“Patriots Day” Review ✦✦✧✧✧

25 February, 2017

Director: Peter Berg
Screenwriters: Peter Berg, Matt Cook, Joshua Zetumer 
Directors of Photography: Tobias A. Schliessler
Mark Wahlberg, J.K. Simmons, John Goodman

Synopsis: An account of the devastating events that took place in Boston on 15 April 2013 when a pair of bombers detonated explosives at the finish line of the city marathon.

Patriots Day Review:

Providing an opportunity to experience the cataclysmic force of the blast first-hand, “Patriots Day” recreates the hectic aftermath of the Boston bombing with graphic detail, utilising legitimate crisis actors in a bid to simulate the effect of being stationed in ground zero during the moment of the attack. Bracing for impact before tragedy strikes, the movie’s increasing tension dissipates into chaos as the infamous explosions are remodelled with disturbing accuracy, severing limbs and scattering bodies across the kerb in a matter of seconds while overlapping full-scale reconstruction with real footage from the day of the event.

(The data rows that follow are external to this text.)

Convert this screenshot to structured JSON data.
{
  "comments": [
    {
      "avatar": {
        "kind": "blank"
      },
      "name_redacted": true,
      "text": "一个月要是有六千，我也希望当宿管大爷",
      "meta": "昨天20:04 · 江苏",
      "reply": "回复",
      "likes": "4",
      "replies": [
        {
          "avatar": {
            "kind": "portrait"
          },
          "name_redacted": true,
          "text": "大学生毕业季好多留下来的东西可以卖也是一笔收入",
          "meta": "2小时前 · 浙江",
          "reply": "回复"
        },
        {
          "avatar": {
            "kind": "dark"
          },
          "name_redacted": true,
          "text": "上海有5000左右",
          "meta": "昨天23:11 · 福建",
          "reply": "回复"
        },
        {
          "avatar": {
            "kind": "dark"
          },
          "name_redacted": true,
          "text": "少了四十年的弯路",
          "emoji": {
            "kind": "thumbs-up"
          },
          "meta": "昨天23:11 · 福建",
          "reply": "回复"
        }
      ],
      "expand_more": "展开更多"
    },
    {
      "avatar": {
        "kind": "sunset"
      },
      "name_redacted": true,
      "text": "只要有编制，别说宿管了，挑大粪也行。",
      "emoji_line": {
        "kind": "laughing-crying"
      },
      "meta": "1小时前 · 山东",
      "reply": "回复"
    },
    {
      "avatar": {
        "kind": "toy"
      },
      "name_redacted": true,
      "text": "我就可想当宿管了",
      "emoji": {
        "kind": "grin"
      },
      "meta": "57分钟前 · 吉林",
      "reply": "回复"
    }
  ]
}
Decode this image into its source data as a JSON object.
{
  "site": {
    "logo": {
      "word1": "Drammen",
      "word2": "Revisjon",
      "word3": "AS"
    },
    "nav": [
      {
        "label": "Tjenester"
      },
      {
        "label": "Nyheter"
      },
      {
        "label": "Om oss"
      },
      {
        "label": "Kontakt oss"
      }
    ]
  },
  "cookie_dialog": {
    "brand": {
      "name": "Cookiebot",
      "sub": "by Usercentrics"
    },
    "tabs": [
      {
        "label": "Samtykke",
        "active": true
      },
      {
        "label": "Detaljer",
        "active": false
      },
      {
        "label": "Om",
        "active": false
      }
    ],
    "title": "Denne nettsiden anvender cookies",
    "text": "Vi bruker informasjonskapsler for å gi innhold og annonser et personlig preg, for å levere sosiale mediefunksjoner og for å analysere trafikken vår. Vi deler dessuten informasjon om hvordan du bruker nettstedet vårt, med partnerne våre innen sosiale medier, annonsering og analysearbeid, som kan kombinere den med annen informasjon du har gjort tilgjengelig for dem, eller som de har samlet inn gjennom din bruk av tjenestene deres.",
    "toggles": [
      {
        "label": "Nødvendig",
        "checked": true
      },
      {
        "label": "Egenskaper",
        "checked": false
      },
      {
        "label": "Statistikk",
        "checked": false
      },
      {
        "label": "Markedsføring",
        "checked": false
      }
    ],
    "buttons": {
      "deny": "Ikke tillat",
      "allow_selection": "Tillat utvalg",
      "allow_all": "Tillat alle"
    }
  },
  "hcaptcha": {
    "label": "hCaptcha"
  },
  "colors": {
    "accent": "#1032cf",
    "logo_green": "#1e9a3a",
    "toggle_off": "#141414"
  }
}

While the film hits all of the key players (the blonde dancer clutching her shredded leg, the couple separated during their darkest moments, the dead boy guarded by a solemn police officer), its moment of queasy indulgence is only transitory as Berg segues into a muddled citywide manhunt which coincidentally allows him to carry out a number of jingoistic fantasies. “Patriots Day” allows its terrorists to operate without a clear-cut backstory, glossing over their unique tale of self-radicalisation in an attempt to enforce pre-existing ideas about extremism in the Western world. For those willing to lump terror into neat boxes, the movie preaches to the choir but for viewers seeking a more in-depth account of the motives behind evil, it fails to hit the mark with its memorialistic take on something begging to be assessed from multiple angles.

For Berg, respect for the victims and police force is all that matters but the indifference he shows towards his lead villains is ultimately a detriment to the power of the film’s overall message. The Tsarnaev brothers exist to be deconstructed but Berg’s unwillingness to look evil in the eye lumps them into their pre-existing category with little regard for the true objectives of the men who turned Massachusetts into a temporary war zone during their week of terror. Mapping forced comic relief onto sensationalised portrayals of victims whose humble presence requires very little tweaking, “Patriots Day” loses points with its overbearing need to carve a sentimental tribute, made worse by the presence of a valiant Mark Wahlberg who couldn’t care less about who he’s playing as long as he’s a hero.


Review Date
Patriots Day